How to complete this task: Say how many lines in the records hold the word "icon", and give nothing but that number.

Top of Source data

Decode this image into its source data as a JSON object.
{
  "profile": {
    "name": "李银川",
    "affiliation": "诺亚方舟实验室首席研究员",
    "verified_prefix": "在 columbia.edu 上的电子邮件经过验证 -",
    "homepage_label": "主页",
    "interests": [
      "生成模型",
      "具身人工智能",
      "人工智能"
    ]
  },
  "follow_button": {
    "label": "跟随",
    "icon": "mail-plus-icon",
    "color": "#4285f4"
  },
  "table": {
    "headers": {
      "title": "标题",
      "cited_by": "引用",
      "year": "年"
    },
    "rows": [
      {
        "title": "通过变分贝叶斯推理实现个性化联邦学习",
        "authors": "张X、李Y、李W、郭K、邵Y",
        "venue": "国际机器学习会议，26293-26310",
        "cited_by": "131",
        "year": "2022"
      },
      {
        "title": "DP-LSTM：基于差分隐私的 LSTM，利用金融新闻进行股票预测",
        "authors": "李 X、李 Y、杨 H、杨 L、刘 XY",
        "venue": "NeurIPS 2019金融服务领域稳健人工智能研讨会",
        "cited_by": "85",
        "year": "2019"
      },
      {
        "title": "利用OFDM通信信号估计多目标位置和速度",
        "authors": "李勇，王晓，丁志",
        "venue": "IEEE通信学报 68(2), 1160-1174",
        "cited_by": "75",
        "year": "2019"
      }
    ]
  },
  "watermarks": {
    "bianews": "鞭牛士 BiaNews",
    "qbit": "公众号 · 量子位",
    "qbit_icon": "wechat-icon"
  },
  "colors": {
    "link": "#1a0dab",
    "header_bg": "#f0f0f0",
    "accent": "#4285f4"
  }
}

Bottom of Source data

Response area: 2